▶ EXERCISE AIM
Check every line of the material for the word "JSON". Copy those that have it.

________

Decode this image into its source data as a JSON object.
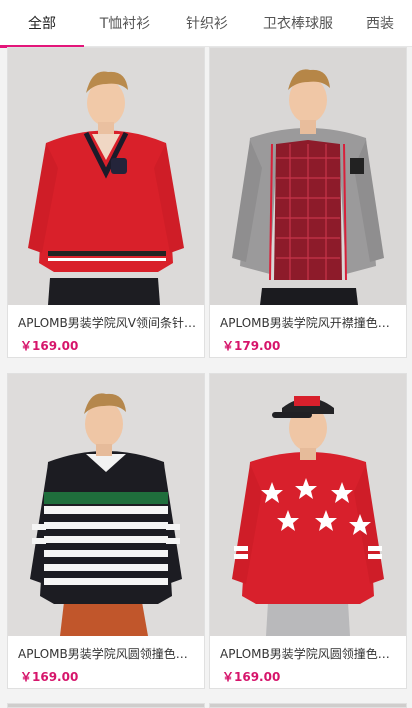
{
  "tabs": [
    {
      "label": "全部",
      "active": true
    },
    {
      "label": "T恤衬衫",
      "active": false
    },
    {
      "label": "针织衫",
      "active": false
    },
    {
      "label": "卫衣棒球服",
      "active": false
    },
    {
      "label": "西装",
      "active": false
    }
  ],
  "products": [
    {
      "title": "APLOMB男装学院风V领间条针织衫",
      "price": "￥169.00",
      "image": "red-v-neck-sweater"
    },
    {
      "title": "APLOMB男装学院风开襟撞色针织开衫",
      "price": "￥179.00",
      "image": "grey-cardigan"
    },
    {
      "title": "APLOMB男装学院风圆领撞色条纹毛衣",
      "price": "￥169.00",
      "image": "striped-crew-sweater"
    },
    {
      "title": "APLOMB男装学院风圆领撞色星星毛衣",
      "price": "￥169.00",
      "image": "red-star-sweater"
    }
  ],
  "colors": {
    "accent": "#e3157a",
    "price": "#d6156b"
  }
}
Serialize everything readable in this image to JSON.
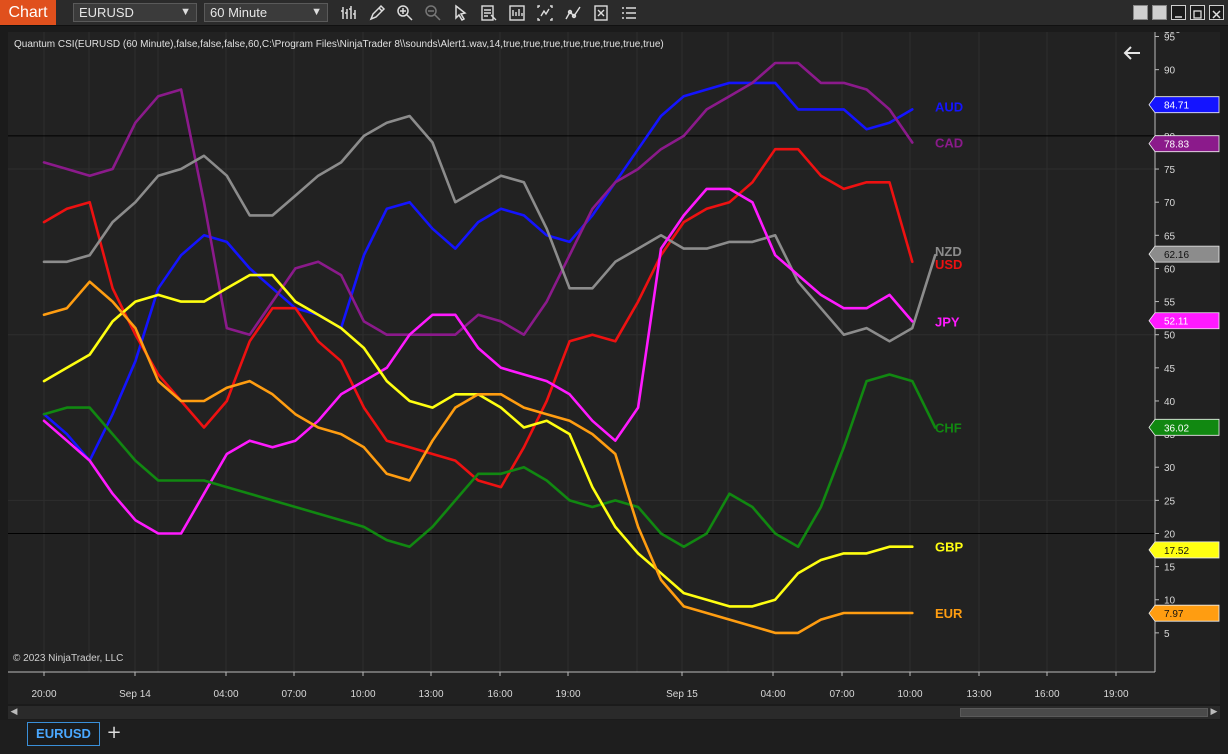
{
  "toolbar": {
    "chart_tab": "Chart",
    "instrument": "EURUSD",
    "interval": "60 Minute"
  },
  "chart": {
    "indicator_label": "Quantum CSI(EURUSD (60 Minute),false,false,false,60,C:\\Program Files\\NinjaTrader 8\\\\sounds\\Alert1.wav,14,true,true,true,true,true,true,true,true)",
    "copyright": "© 2023 NinjaTrader, LLC",
    "top_tick_partial": "100",
    "y_ticks": [
      "5",
      "10",
      "15",
      "20",
      "25",
      "30",
      "35",
      "40",
      "45",
      "50",
      "55",
      "60",
      "65",
      "70",
      "75",
      "80",
      "85",
      "90",
      "95"
    ],
    "x_tick_labels": [
      "20:00",
      "Sep 14",
      "04:00",
      "07:00",
      "10:00",
      "13:00",
      "16:00",
      "19:00",
      "Sep 15",
      "04:00",
      "07:00",
      "10:00",
      "13:00",
      "16:00",
      "19:00"
    ],
    "level_lines": [
      80,
      20
    ]
  },
  "chart_data": {
    "type": "line",
    "ylim": [
      0,
      100
    ],
    "series": [
      {
        "name": "AUD",
        "color": "#1414ff",
        "last": "84.71",
        "values": [
          38,
          35,
          31,
          38,
          46,
          57,
          62,
          65,
          64,
          60,
          57,
          54,
          53,
          51,
          62,
          69,
          70,
          66,
          63,
          67,
          69,
          68,
          65,
          64,
          68,
          73,
          78,
          83,
          86,
          87,
          88,
          88,
          88,
          84,
          84,
          84,
          81,
          82,
          84
        ]
      },
      {
        "name": "CAD",
        "color": "#8b1a8b",
        "last": "78.83",
        "values": [
          76,
          75,
          74,
          75,
          82,
          86,
          87,
          70,
          51,
          50,
          55,
          60,
          61,
          59,
          52,
          50,
          50,
          50,
          50,
          53,
          52,
          50,
          55,
          62,
          69,
          73,
          75,
          78,
          80,
          84,
          86,
          88,
          91,
          91,
          88,
          88,
          87,
          84,
          79
        ]
      },
      {
        "name": "USD",
        "color": "#ee1111",
        "last": "",
        "values": [
          67,
          69,
          70,
          57,
          50,
          44,
          40,
          36,
          40,
          49,
          54,
          54,
          49,
          46,
          39,
          34,
          33,
          32,
          31,
          28,
          27,
          33,
          40,
          49,
          50,
          49,
          55,
          62,
          67,
          69,
          70,
          73,
          78,
          78,
          74,
          72,
          73,
          73,
          61
        ]
      },
      {
        "name": "NZD",
        "color": "#8c8c8c",
        "last": "62.16",
        "values": [
          61,
          61,
          62,
          67,
          70,
          74,
          75,
          77,
          74,
          68,
          68,
          71,
          74,
          76,
          80,
          82,
          83,
          79,
          70,
          72,
          74,
          73,
          66,
          57,
          57,
          61,
          63,
          65,
          63,
          63,
          64,
          64,
          65,
          58,
          54,
          50,
          51,
          49,
          51,
          62
        ]
      },
      {
        "name": "JPY",
        "color": "#ff1aff",
        "last": "52.11",
        "values": [
          37,
          34,
          31,
          26,
          22,
          20,
          20,
          26,
          32,
          34,
          33,
          34,
          37,
          41,
          43,
          45,
          50,
          53,
          53,
          48,
          45,
          44,
          43,
          41,
          37,
          34,
          39,
          63,
          68,
          72,
          72,
          70,
          62,
          59,
          56,
          54,
          54,
          56,
          52
        ]
      },
      {
        "name": "CHF",
        "color": "#118811",
        "last": "36.02",
        "values": [
          38,
          39,
          39,
          35,
          31,
          28,
          28,
          28,
          27,
          26,
          25,
          24,
          23,
          22,
          21,
          19,
          18,
          21,
          25,
          29,
          29,
          30,
          28,
          25,
          24,
          25,
          24,
          20,
          18,
          20,
          26,
          24,
          20,
          18,
          24,
          33,
          43,
          44,
          43,
          36
        ]
      },
      {
        "name": "GBP",
        "color": "#ffff11",
        "last": "17.52",
        "values": [
          43,
          45,
          47,
          52,
          55,
          56,
          55,
          55,
          57,
          59,
          59,
          55,
          53,
          51,
          48,
          43,
          40,
          39,
          41,
          41,
          39,
          36,
          37,
          35,
          27,
          21,
          17,
          14,
          11,
          10,
          9,
          9,
          10,
          14,
          16,
          17,
          17,
          18,
          18
        ]
      },
      {
        "name": "EUR",
        "color": "#ff9d11",
        "last": "7.97",
        "values": [
          53,
          54,
          58,
          55,
          51,
          43,
          40,
          40,
          42,
          43,
          41,
          38,
          36,
          35,
          33,
          29,
          28,
          34,
          39,
          41,
          41,
          39,
          38,
          37,
          35,
          32,
          21,
          13,
          9,
          8,
          7,
          6,
          5,
          5,
          7,
          8,
          8,
          8,
          8
        ]
      }
    ]
  },
  "bottom_tabs": {
    "active": "EURUSD",
    "add": "+"
  }
}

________

▶ EXERCISE RESULT
Decode this image into its source data as a JSON object.
Serialize everything readable in this image to JSON.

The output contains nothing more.